Blockchain for Identity, IoT, and Smart City

 2019-07-02 By: InnoVEX Team

One of the speakers for the blockchain forum of InnoVEX 2019 is Mr. Jeff McDonald, co-founder of NEM Foundation. In his speech, Mr. McDonald further outlined how blockchain combined with IoT and various other use cases can make smart cities smarter.

Beyond Money

Mr. McDonald believed that one of the most important benefits of blockchain is how it is impossible to send 1 thing more than once. This aspect is not only limited to cryptocurrency, but also information, data, etc. This essentially functions as a certificate of authenticity on the blockchain; which means it can be utilized as an activation key for devices.
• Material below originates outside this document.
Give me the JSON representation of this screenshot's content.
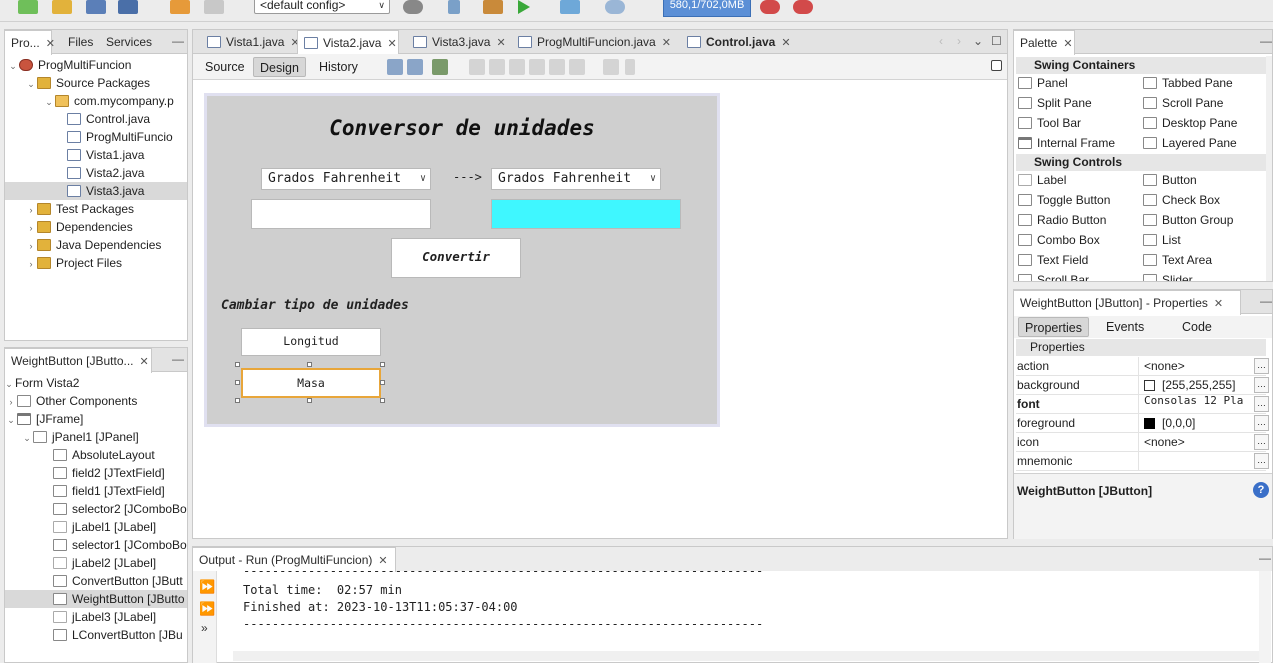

Blockchain’s most famous application is in cryptocurrency. Anyone can make their own cryptocurrency, but blockchain also allows for the creation of new asset classes that has never existed before. These asset classes are not necessarily tied to monetary value, as blockchain can be utilized for creating certificates, voting, and identity.

Focusing on the identity aspect, it is important to remember that the identity is not only limited humans. Individual devices can have its own identity on the blockchain which can also function as the activation key. Devices on the blockchain can vote, send a cryptocurrency, and have certificates associated to them. IoT and blockchain need each other and the combination of these technologies is what forms the beginning of smart cities.

Symbiosis for Smart Cities

IoT devices need the security that blockchain can provide. The same cryptography and network that secures one account can also secure other devices; especially as IoT devices are now getting hacked. As smart cities will contain a large amount of IoT devices, their security must be ensured through available and necessary means. For now, it means utilizing blockchain as a security measure to ensure that the IoT devices function as intended and not used for other, possibly criminal purposes.

Smart cities are more than just a combination of IoT and blockchain; it also needs smart citizens and smart voting. Smart cities should not be static and the voters should be able to control smart contracts which will then in turn control the IoT devices; connecting all aspects of the smart city. The added security layer provided by blockchain can make smart cities even smarter, safer, and more secure.

There are multiple possible applications of blockchain in smart cities, including for land management. In communities where multiple people hold the right to decide how the plot of land is being administered and governed, blockchain might be the solution needed for the job.

One use case that Mr. McDonald showed was how the Crow Nation (Apsáalooke), one of the Native American Nations can use a blockchain application to handle their identity, property title, voting, and currency; all through the use of one app.

Decentralized, but Organized

Mr. McDonald remarked how many blockchains end up with disagreements between the users and the developers; regardless whether they are developer or user driven. While consortium driven blockchains have many use cases; these are often limited to only a closed ecosystem which might not be suitable for smart city applications.

His idea is of a government driven blockchain which he believes will be able to unite the elements within the city and encourage them to connect. Currently smart cities use multiple different blockchains for different purposes and this might not function as well as a united government driven blockchain that is used by everyone and everything. This will also solve one of the biggest problems that blockchain in smart cities face: that they are decentralized, but disorganized.

By creating a government driven and therefore organized blockchain; the correct policies, legislations, and regulations can be created around that blockchain. The future of smart cities is promising and a combination of IoT, blockchain, and smart community is the main component. Together, smarter cities can be made into reality.

To watch the full forum session, visit our YouTube channel here.